Like all hound dogs, Isaac lived by his nose. He would catch a scent and chase it to the ends of the earth. Our world is full of interesting scents that we sight-dominant humans cannot begin to understand. Outside every door was something far more fascinating than anything inside our walls could ever be. And Isaac was infinitely curious. He wanted to bolt out there at every opportunity. He was sure some of those smells led to food. He just knew it. We could never open a door without holding on to Isaac’s collar, or yelling to the kids, “Watch Isaac!” I never knew doors could be so anxiety-inducing until Isaac lived with us. Our yard is not fenced in, but we had a 50’ lead out back that he could run around on.
But Isaac was fiercely loyal and he protected his family at any cost. Isaac hated water and could not understand why the rest of us loved swimming in our pool. It was fine when Patrick or I was swimming, he’d just pace nervously. But if either of my boys were swimming, Isaac’s protective streak would come out and he would bark and howl, until Patrick and I came out and saved the boys from their no doubt imminent death from the monstrous pool. Beagles are born hunting dogs, and despite his suburban upbringing, Isaac had those same instincts. When we put him on the long lead in the backyard, he’d run full speed at any trespassing Sandhill crane or deer until he was yanked back by the neck so hard he would barrel-roll ten feet before he stopped and took off again. He protected his yard, his house, and most of all, he protected his family. We had a bear problem in our neighborhood, and Patrick always said that if the situation ever came up where the boys were playing outside and a bear started chasing them, the first thing he would do is let Isaac off his leash. Isaac would bolt head long at a charging bear to protect his boys. He would give his life for his family.
I lived with Isaac for four years before he went away. In that time, he eventually got used to the baths he hated and the brushing he loathed. He’d sit forlornly as I brushed away tumbleweeds of fur. I was diligent about keeping him as dander-free as I could. See, I was severely allergic to Isaac. Two years after living with him I was hospitalized with a severe sinus infection that was exacerbated by the constant swelling in my sinuses from the allergies. I had surgeries and post-op infections, and put up with all of it. But then my youngest son started showing the same symptoms of being allergic to Isaac. The threat of another surgery for me was one thing, but not for my son. Isaac had no idea, but he was hurting his family. If he had known, he would have been horrified. As our sinuses swelled, this time from tears, Patrick and I made a decision no dog owner ever wants to make for their 12-year old dog.
We had to find Isaac a new home.
The two ladies from the beagle rescue called “Senior Hounds Abound” lectured me about treating my dog like he’s disposable and told my husband he should find a new girl instead of give up his dog.
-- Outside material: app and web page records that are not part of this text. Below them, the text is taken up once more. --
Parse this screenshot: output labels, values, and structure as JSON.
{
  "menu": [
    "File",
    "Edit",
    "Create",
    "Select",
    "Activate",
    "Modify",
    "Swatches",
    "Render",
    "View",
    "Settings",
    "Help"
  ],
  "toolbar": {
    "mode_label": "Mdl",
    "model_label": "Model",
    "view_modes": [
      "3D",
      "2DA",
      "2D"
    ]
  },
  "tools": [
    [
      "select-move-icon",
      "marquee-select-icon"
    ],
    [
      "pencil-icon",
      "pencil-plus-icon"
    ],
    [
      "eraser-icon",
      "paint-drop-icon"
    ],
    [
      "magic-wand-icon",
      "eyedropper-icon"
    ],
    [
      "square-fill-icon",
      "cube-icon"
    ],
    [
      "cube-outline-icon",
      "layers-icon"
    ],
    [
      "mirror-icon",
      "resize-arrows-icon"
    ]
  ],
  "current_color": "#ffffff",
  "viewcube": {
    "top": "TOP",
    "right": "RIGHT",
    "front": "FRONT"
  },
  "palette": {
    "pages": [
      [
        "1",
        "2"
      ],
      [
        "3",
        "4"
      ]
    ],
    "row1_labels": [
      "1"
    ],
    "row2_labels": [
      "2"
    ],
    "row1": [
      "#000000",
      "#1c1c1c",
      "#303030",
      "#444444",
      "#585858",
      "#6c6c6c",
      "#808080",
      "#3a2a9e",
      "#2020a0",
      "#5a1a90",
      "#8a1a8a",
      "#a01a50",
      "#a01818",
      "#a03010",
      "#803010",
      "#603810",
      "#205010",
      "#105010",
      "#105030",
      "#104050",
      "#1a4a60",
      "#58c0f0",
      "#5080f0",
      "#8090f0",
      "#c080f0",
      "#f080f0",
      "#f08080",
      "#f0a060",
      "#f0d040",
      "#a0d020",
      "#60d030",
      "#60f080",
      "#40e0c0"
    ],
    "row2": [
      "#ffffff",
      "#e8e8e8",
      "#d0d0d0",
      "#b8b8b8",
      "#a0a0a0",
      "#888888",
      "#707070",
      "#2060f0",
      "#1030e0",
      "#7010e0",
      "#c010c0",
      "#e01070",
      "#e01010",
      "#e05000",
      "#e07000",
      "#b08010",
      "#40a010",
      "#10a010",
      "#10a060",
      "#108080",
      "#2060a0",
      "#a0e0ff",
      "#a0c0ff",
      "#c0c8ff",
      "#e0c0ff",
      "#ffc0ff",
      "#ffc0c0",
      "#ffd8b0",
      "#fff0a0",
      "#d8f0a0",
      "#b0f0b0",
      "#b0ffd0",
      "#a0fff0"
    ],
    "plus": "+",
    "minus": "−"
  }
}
I didn’t tell them about the PICC lines and the ICU and the months of antibiotics and pain. I just thanked them for the wonderful thing they did and swallowed back tears I didn’t expect, the heartbreak of my favorite asshole being gone from my life. I knelt down, nose-to-nose with this rascally, loyal, protective, beautiful beagle and kissed his snout. Betraying him in a way he would never betray us. He winked at me, a coincidence that felt too real to be an accident and I sobbed. I’d no longer worry about my undies, or my pork butt, or open doors, or allergies. Thank goodness I could give the vacuum a rest and stop ODing on Benadryl. Isaac was an asshole. I miss him so much.